What is required:
All lines of the entries with "Costa" in them must be listed.

Exercise materials:
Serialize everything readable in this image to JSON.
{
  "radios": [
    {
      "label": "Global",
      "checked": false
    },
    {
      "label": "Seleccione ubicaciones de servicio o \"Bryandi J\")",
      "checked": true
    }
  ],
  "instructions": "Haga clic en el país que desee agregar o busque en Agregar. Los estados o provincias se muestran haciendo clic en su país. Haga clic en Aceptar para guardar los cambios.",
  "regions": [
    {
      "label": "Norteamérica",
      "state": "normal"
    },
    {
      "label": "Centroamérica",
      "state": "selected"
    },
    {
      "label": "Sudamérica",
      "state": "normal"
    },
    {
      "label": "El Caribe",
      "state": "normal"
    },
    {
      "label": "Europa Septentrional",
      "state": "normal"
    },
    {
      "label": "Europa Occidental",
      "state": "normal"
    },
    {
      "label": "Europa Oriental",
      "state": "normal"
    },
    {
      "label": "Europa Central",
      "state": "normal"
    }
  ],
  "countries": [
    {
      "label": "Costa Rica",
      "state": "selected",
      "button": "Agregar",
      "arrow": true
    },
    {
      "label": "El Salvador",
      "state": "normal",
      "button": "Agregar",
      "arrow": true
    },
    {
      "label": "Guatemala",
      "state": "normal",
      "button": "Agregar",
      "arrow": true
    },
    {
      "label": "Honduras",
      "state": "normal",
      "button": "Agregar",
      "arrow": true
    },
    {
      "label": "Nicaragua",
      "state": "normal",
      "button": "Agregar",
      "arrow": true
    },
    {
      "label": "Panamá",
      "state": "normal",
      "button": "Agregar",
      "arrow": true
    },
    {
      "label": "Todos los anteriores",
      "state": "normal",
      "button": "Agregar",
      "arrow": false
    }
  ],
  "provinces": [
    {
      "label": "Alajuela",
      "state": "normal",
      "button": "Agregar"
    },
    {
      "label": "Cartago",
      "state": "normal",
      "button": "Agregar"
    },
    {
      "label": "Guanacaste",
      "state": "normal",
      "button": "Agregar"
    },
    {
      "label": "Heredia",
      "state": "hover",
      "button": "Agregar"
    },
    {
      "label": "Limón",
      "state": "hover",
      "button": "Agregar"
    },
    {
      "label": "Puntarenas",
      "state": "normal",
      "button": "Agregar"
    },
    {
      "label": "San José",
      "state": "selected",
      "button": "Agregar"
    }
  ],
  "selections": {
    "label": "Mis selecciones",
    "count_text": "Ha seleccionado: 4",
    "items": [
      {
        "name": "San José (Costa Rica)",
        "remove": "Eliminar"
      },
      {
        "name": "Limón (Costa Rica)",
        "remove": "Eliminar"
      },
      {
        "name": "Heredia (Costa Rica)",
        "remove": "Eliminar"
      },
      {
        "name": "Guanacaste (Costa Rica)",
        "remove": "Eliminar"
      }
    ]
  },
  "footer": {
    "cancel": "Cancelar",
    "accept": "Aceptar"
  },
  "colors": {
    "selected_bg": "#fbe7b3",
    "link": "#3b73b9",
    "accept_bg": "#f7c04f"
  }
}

Response:
      "label": "Costa Rica",
        "name": "San José (Costa Rica)",
        "name": "Limón (Costa Rica)",
        "name": "Heredia (Costa Rica)",
        "name": "Guanacaste (Costa Rica)",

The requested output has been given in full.